The solution to organizing all of the digital “stuff” I am accumulating? Delicious.com. It is described as “the world’s leading social bookmarking service”. The greatest benefit to delicious is that it stores all my “oh, that is cool” places all in one spot. It also organizes them. For instance, I have collected a number of potential resources for a class I teach in Computer Mediated Communication. I also get frequent requests after I speak somewhere for a list of good resources. Not a problem. The other benefit to a site like delicious is that it is social. So if I want to share my class resources with my students or writing resources with interested audiences, all I need to do is send them my delicious link and they can peruse through my collection.
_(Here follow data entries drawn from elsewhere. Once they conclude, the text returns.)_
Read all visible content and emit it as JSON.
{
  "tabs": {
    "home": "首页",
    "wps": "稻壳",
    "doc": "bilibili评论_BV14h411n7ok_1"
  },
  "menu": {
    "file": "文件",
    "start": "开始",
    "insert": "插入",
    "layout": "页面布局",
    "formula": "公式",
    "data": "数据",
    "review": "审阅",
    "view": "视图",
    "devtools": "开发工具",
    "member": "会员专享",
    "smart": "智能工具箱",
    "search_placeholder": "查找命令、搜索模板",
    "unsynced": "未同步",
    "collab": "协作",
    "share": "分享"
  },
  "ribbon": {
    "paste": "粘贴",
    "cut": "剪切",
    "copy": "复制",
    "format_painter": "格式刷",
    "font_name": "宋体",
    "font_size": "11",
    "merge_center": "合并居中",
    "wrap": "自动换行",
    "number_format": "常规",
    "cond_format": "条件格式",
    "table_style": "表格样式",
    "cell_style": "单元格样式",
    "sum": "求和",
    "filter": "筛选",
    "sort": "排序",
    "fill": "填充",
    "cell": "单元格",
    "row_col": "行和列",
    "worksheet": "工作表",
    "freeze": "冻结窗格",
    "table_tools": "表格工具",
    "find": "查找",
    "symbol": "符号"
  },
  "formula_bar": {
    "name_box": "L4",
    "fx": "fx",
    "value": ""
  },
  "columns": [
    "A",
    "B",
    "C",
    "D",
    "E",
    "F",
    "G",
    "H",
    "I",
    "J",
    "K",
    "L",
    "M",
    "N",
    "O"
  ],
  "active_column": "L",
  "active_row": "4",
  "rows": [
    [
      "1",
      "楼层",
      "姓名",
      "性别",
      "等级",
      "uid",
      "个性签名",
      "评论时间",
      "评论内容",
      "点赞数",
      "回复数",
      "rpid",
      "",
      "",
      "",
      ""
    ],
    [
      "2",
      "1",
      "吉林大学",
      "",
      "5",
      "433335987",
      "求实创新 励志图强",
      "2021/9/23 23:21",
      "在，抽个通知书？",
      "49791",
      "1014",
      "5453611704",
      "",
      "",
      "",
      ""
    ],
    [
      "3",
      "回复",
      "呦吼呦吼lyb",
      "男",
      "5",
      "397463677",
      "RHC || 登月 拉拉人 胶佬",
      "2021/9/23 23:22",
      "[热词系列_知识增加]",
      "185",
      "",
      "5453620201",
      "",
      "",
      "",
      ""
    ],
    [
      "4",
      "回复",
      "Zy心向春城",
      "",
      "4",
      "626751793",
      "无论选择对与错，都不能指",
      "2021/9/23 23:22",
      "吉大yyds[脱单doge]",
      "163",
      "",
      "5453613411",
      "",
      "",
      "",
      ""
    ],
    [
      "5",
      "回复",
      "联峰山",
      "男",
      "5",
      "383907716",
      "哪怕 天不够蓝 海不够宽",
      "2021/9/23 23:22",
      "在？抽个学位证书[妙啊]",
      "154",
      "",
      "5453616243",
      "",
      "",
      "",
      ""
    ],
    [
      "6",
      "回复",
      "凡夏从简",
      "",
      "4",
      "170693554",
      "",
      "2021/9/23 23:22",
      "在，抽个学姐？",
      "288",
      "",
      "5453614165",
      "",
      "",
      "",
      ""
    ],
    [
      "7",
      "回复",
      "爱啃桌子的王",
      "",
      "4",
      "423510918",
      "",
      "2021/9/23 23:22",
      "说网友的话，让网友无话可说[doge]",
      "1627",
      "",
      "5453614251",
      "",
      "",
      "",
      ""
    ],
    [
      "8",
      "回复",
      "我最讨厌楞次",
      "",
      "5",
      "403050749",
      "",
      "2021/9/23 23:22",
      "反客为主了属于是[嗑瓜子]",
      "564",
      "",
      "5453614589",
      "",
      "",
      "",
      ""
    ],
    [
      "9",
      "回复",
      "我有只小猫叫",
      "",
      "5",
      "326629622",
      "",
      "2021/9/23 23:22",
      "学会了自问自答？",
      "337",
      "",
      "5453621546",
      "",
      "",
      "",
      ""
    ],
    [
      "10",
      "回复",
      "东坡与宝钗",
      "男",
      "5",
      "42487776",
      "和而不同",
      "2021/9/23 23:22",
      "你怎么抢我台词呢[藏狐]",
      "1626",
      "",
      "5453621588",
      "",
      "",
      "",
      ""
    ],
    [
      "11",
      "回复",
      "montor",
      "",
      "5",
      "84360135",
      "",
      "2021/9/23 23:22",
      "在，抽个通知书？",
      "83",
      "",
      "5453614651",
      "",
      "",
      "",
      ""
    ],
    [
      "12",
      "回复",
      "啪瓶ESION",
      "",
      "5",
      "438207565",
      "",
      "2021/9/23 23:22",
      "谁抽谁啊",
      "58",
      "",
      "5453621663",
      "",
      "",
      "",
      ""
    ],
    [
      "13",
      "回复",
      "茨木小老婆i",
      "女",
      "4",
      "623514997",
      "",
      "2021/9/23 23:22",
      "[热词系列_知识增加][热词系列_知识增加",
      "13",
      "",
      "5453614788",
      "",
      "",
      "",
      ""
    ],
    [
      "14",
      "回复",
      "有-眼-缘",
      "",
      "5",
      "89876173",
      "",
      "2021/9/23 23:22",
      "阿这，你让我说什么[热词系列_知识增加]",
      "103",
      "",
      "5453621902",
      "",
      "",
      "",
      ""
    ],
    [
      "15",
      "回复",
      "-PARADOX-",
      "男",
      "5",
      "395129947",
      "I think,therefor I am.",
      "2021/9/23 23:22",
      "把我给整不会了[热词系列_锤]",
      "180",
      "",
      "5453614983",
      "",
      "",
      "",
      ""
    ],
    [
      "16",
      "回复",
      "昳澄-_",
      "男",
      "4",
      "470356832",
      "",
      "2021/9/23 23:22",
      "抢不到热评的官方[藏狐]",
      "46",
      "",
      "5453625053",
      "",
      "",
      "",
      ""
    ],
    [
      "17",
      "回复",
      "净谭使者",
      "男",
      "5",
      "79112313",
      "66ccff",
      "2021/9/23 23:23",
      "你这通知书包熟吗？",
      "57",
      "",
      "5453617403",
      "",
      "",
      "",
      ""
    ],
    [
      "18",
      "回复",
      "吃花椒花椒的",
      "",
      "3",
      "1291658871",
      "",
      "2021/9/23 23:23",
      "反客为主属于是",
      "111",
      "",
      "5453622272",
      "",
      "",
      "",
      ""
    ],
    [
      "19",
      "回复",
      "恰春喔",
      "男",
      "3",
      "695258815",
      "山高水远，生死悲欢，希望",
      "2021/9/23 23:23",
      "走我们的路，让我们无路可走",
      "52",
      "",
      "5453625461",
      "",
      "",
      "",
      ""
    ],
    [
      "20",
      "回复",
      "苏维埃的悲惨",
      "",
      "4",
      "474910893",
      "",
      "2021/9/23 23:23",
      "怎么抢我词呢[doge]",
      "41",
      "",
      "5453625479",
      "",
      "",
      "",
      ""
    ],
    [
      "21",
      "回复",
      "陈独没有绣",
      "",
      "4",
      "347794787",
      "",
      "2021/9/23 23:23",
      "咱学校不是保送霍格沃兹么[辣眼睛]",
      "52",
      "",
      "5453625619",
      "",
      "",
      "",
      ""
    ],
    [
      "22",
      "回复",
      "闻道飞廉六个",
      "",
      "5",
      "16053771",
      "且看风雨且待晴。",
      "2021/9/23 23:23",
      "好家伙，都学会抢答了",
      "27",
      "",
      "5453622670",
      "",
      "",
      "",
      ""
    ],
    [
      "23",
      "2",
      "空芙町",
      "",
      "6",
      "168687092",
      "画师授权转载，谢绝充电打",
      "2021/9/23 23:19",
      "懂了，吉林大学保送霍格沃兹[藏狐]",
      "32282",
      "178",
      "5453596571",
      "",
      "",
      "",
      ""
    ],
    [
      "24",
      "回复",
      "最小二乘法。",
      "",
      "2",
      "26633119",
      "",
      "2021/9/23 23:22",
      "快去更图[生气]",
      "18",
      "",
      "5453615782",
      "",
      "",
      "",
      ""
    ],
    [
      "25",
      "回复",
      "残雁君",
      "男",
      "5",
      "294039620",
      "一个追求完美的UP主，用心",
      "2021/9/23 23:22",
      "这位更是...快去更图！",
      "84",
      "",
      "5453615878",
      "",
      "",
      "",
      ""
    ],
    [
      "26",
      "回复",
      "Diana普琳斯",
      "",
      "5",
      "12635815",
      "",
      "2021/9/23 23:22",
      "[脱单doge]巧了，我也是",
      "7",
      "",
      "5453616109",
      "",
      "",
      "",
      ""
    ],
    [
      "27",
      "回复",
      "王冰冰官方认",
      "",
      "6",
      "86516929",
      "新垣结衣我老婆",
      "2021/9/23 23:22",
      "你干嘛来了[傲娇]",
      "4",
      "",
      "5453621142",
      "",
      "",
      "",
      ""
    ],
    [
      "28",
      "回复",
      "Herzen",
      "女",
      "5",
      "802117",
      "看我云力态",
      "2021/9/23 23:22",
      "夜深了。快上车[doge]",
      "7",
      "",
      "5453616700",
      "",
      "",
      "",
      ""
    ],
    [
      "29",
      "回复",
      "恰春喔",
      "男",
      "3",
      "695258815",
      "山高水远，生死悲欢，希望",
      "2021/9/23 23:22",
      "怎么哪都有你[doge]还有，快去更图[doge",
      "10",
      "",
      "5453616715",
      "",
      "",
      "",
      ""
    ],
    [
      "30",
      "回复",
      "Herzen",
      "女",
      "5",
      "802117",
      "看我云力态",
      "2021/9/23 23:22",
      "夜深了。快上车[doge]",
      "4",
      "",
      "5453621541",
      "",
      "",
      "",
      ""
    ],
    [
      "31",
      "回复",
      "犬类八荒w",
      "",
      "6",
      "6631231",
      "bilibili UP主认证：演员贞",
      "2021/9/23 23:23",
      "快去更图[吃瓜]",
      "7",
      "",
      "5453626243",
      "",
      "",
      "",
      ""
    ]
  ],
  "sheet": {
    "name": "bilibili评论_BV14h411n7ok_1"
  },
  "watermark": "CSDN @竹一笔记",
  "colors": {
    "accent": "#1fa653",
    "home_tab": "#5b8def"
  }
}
The other benefit that I haven’t quite figured out yet has to do with sharing organizational patterns. For instance, if my tags are “public” and I tag a site on puppies, I might put it in the file I label “communication strategies”. Other people who tag the same thing can see how I organized the site and may get a whole new perspective on puppy love. They might also see that I am a like-minded communication person and we can build some sort of virtual relationship. I also think it is like the geeky habit of looking through other people’s bibliographies for good ideas of what to read. This time, though, I can take a stealthy perusal through someone’s “collections” or “stacks” to see if there is something new to see. And it’s a lot more fun than looking at boring APA citations. For instance, I looked under “the evolution of the modern bathroom” and found fun pictures, blog excerpts, and videos of bathrooms throughout history. I also do a search into social media and church and find the top sites that have been tagged by other delicious users. I also get a good feeling for what keywords I should be using in my blog posts.
Well, the whole thing is kind of fun—in a weird, geeky, organizing way. As my social media use is increasingly cluttering my thinking and my workspace, it is so very important to find tools that will help simplify and structure my experiences. Delicious.com and TweetDeck and just 2 of the best things I have found.